31 May 2007 Edition
Fintan stands on his head and the world gasps!
Well, who would have believed it? After years of urging Labour to do the “decent thing” and put Fine Gael back into power, after having waged the most scurrilous and malicious campaign against Fianna Fáil in the recent election, the Irish Times, the ‘paper of record’, has changed its mind and its most senior guru, Fintan O’Toole, arbiter of all that is worthy, is now urging Labour to go into government with Fianna Fáil in order to keep the PDs out!
How Madam Editor, a former PD TD, will react to that is unclear, while editorial hatchet man Peter Murtagh is said to be beside himself at Fintan’s “betrayal”.
How long this rush of blood will be allowed to continue is not certain either, but obviously Fintan doesn’t buy the “Enda Can Do It” line which RTÉ has been busy peddling – as if the election result can be changed by editorial wish.
It just shows the disarray of the establishment’s intellectuals.
The Times turn-around is matched of course by the Sunday Independent where veteran Fianna Fáil hater, Eoghan Harris, has put himself forward as the prime champion of the Soldiers of Destiny.
The Sindo conversion, however, is easily explained by two things: first of all Fianna Fáil have admitted that they formally met Tony O’Reilly (Sir Anthony to his friends) about the Sindo coverage of Fianna Fáil before and during the election campaign – a meeting which was obviously “positive” and “fruitful” from a Fianna Fáil point of view.
Secondly, and ironically in the light of the conversion to FF thinking, the Sindo editorial team has been smarting at Enda Kenny’s lack of bottle in doing the dirty.
The Sindo tried to whip up an extra line in the Bertie finances story by publishing allegations from a dubious Garda “source” to the effect that Celia Larkin had given the said Garda fifty grand for safekeeping to take to Manchester.

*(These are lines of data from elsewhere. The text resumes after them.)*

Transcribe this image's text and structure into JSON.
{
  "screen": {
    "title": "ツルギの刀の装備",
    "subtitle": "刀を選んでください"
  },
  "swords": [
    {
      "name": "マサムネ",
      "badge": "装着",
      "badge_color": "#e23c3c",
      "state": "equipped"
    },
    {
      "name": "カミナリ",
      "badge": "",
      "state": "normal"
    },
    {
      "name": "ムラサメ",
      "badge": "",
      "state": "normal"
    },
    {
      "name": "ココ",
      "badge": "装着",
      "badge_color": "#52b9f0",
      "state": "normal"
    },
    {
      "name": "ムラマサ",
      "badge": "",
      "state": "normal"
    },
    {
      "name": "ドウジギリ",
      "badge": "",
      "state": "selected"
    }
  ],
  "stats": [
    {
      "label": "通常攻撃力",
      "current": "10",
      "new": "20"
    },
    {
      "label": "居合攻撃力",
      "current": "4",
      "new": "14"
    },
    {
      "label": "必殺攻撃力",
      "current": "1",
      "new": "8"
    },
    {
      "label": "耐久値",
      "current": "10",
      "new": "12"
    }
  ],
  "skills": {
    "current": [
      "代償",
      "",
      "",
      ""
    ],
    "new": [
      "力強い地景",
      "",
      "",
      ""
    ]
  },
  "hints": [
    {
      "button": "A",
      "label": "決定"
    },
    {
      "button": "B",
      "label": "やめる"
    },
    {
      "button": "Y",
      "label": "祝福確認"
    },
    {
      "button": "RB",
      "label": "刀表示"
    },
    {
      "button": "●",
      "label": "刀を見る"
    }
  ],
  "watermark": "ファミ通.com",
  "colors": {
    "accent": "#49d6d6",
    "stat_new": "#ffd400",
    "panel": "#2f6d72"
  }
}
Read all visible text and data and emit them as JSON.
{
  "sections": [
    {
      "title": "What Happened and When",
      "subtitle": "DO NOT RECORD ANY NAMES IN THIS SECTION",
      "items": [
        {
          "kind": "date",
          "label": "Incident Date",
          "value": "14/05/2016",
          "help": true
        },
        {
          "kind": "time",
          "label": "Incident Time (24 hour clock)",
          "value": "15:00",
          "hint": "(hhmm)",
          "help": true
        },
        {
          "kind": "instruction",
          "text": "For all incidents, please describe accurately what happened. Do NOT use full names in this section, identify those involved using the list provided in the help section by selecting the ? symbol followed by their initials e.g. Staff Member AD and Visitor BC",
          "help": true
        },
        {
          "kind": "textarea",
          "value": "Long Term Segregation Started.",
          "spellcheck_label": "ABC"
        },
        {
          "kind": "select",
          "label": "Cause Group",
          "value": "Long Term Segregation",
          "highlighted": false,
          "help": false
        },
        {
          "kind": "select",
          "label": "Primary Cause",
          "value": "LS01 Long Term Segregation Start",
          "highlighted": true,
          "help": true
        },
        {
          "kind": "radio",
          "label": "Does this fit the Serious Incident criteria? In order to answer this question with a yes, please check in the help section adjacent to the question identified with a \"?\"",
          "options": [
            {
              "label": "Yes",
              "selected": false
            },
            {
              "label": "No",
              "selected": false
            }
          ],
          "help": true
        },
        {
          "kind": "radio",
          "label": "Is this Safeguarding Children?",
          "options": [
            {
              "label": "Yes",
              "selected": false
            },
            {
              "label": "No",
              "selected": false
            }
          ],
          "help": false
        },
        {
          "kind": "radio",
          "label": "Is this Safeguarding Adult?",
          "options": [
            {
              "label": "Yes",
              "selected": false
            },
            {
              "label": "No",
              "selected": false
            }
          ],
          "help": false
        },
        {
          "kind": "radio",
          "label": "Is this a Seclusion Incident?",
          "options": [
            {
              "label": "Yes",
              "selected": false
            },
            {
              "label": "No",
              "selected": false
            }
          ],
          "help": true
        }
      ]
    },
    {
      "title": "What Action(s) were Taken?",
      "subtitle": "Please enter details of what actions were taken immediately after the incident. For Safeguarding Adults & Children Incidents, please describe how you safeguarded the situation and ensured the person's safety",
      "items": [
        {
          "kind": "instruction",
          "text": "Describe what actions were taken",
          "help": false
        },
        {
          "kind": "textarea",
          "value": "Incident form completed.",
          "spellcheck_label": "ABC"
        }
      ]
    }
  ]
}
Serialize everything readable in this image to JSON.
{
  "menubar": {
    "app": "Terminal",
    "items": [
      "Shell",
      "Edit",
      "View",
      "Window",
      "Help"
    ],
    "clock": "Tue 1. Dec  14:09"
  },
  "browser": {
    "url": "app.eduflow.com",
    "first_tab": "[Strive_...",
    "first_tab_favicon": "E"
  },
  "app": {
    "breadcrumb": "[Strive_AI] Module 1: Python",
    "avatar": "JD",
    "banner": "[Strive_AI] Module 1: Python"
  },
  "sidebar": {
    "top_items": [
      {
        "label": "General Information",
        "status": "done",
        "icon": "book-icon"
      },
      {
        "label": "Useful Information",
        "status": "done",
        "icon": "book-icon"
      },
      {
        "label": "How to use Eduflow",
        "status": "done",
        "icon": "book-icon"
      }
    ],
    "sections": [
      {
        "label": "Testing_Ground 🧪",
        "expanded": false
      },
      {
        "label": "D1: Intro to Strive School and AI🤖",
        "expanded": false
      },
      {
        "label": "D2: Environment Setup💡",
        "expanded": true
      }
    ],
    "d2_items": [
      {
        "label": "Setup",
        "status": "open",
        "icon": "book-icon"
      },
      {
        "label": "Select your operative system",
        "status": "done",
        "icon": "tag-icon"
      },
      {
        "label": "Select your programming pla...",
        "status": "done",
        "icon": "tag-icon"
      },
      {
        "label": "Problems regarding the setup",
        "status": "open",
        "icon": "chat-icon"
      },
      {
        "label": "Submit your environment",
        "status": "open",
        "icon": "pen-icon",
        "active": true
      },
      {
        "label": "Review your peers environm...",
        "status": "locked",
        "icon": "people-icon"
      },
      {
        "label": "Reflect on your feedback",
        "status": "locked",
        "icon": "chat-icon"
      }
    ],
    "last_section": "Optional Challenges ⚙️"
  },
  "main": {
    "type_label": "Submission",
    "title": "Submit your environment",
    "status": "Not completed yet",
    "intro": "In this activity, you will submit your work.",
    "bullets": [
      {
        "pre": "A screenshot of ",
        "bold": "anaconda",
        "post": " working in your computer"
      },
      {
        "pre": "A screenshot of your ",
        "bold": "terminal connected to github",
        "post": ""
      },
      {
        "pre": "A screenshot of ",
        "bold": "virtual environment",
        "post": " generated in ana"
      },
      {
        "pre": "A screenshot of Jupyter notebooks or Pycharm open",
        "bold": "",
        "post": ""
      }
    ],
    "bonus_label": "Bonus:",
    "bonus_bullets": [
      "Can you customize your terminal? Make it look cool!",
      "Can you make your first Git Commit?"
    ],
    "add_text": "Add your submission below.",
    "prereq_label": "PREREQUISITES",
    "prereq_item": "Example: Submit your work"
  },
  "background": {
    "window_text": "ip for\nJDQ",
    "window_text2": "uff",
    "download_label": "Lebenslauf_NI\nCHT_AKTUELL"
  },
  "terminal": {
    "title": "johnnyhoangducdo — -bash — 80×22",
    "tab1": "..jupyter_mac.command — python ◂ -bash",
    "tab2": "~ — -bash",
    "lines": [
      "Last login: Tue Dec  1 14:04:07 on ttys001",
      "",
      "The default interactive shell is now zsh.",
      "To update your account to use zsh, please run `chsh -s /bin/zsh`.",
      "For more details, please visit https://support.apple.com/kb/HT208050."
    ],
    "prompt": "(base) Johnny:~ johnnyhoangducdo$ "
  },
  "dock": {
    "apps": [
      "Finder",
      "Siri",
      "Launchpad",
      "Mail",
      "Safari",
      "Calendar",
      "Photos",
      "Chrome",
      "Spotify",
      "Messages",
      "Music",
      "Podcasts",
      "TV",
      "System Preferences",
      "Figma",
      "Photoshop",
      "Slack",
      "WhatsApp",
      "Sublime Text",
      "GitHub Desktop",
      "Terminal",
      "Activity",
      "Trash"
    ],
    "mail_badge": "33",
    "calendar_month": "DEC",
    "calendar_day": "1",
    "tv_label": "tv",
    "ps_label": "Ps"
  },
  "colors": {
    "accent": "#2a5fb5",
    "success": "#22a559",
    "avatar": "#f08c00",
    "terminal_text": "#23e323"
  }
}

Fine Gael wanted the “story”, and MEP Jim Higgins co-operated fully in lining the story up. But Enda washed his hands of it when it became public, leaving the Sindo – which was only doing Fine Gael’s dirty work for them – exposed.
Hell hath no fury like the Sindo scorned, and when the word came down from Sir Anthony the Sindo switched sides with a vengeance.
But what has caused Fintan’s change of heart? Did Brian Cowen have a private meeting with the great brain, or is there something deeper involved?
O’Toole understands that Labour is in crisis following the absolute failure of the keep Fine Gael afloat strategy, and that the party has nowhere to go unless it can break decisively with this failed policy.
That, of course, would create a vacuum on the left, and while Sinn Féin did not do well in the election, it still has a coherent strategy and with the party in government in the North and active in the North-South institutions there is a real danger of Labour being outflanked in the long run.
Were Labour to be subsumed totally into Fine Gael – which is the logical end of Pat Rabbitte’s strategy – there could well be a terrible vista for Fintan to contemplate.
Better to get in early and try and get Labour back on its feet, even if that means a belated recognition that the PDs were always the most obnoxious element of the Irish political scene and that by ignoring them Labour was playing a part in its own suicide.
One other factor is that it is clear that Fianna Fáil is going to be the winning team for some time. There is an obvious danger that if these media outlets who consider themselves to be the last word on proper order remain in permanent opposition to what is likely to be a near permanent government then they will have little if any influence over it or the context in which future politics might develop.
God forbid, but circumstances and political activity might even remove the need for the demonisation of Sinn Féin and republicanism, and where would the Irish Times be then.
It is worth noting that the last thing Fintan would consider – even at this stage – would be a united cooperation of the Left with Sinn Féin, Labour and the Greens working together to challenge the privatisation programme of the last and probably the next government.
Still, it would be churlish not to recognise this change of heart, even if we have to wonder how long it will last and how long the Times editor will let her pages be used for such dire heresy.
It’s one thing to have John Waters infesting the pure Times lines – but he can be explained away as a gesture to pretending that all points of view are covered. But don’t expect to see Madam let there be too much of a good thing.
We’ll have to watch this space.